- **Your goal**
Please return all of the records verbatim, with the pictures omitted.

- **Task material**
━━━━━━━━━━
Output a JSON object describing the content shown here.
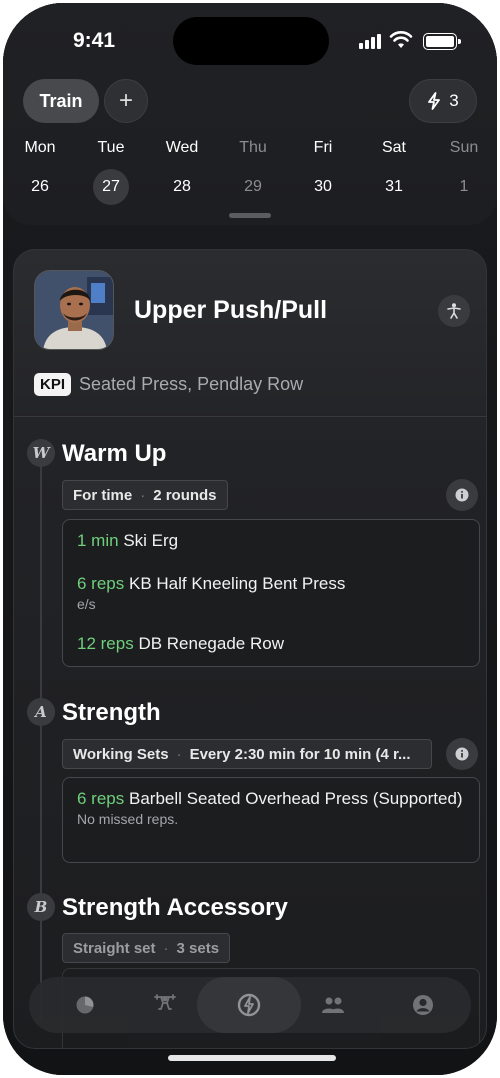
{
  "status_bar": {
    "time": "9:41"
  },
  "header": {
    "train_label": "Train",
    "add_label": "+",
    "streak_count": "3"
  },
  "week": {
    "days": [
      {
        "name": "Mon",
        "date": "26"
      },
      {
        "name": "Tue",
        "date": "27"
      },
      {
        "name": "Wed",
        "date": "28"
      },
      {
        "name": "Thu",
        "date": "29"
      },
      {
        "name": "Fri",
        "date": "30"
      },
      {
        "name": "Sat",
        "date": "31"
      },
      {
        "name": "Sun",
        "date": "1"
      }
    ]
  },
  "workout": {
    "title": "Upper Push/Pull",
    "kpi_badge": "KPI",
    "kpi_text": "Seated Press, Pendlay Row"
  },
  "sections": [
    {
      "letter": "W",
      "title": "Warm Up",
      "tag1": "For time",
      "tag2": "2 rounds",
      "exercises": [
        {
          "amount": "1 min",
          "name": "Ski Erg",
          "note": ""
        },
        {
          "amount": "6 reps",
          "name": "KB Half Kneeling Bent Press",
          "note": "e/s"
        },
        {
          "amount": "12 reps",
          "name": "DB Renegade Row",
          "note": ""
        }
      ]
    },
    {
      "letter": "A",
      "title": "Strength",
      "tag1": "Working Sets",
      "tag2": "Every 2:30 min for 10 min (4 r...",
      "exercises": [
        {
          "amount": "6 reps",
          "name": "Barbell Seated Overhead Press (Supported)",
          "note": "No missed reps."
        }
      ]
    },
    {
      "letter": "B",
      "title": "Strength Accessory",
      "tag1": "Straight set",
      "tag2": "3 sets",
      "exercises": []
    }
  ],
  "icons": {
    "streak": "lightning-icon",
    "workout_type": "person-exercise-icon",
    "info": "info-icon",
    "tabs": [
      "activity-chart-icon",
      "weightlifting-icon",
      "bolt-logo-icon",
      "community-icon",
      "profile-icon"
    ]
  }
}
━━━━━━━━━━
- **Expected answer**
Output a JSON object describing the content shown here.
{
  "status_bar": {
    "time": "9:41"
  },
  "header": {
    "train_label": "Train",
    "add_label": "+",
    "streak_count": "3"
  },
  "week": {
    "days": [
      {
        "name": "Mon",
        "date": "26"
      },
      {
        "name": "Tue",
        "date": "27"
      },
      {
        "name": "Wed",
        "date": "28"
      },
      {
        "name": "Thu",
        "date": "29"
      },
      {
        "name": "Fri",
        "date": "30"
      },
      {
        "name": "Sat",
        "date": "31"
      },
      {
        "name": "Sun",
        "date": "1"
      }
    ]
  },
  "workout": {
    "title": "Upper Push/Pull",
    "kpi_badge": "KPI",
    "kpi_text": "Seated Press, Pendlay Row"
  },
  "sections": [
    {
      "letter": "W",
      "title": "Warm Up",
      "tag1": "For time",
      "tag2": "2 rounds",
      "exercises": [
        {
          "amount": "1 min",
          "name": "Ski Erg",
          "note": ""
        },
        {
          "amount": "6 reps",
          "name": "KB Half Kneeling Bent Press",
          "note": "e/s"
        },
        {
          "amount": "12 reps",
          "name": "DB Renegade Row",
          "note": ""
        }
      ]
    },
    {
      "letter": "A",
      "title": "Strength",
      "tag1": "Working Sets",
      "tag2": "Every 2:30 min for 10 min (4 r...",
      "exercises": [
        {
          "amount": "6 reps",
          "name": "Barbell Seated Overhead Press (Supported)",
          "note": "No missed reps."
        }
      ]
    },
    {
      "letter": "B",
      "title": "Strength Accessory",
      "tag1": "Straight set",
      "tag2": "3 sets",
      "exercises": []
    }
  ],
  "icons": {
    "streak": "lightning-icon",
    "workout_type": "person-exercise-icon",
    "info": "info-icon",
    "tabs": [
      "activity-chart-icon",
      "weightlifting-icon",
      "bolt-logo-icon",
      "community-icon",
      "profile-icon"
    ]
  }
}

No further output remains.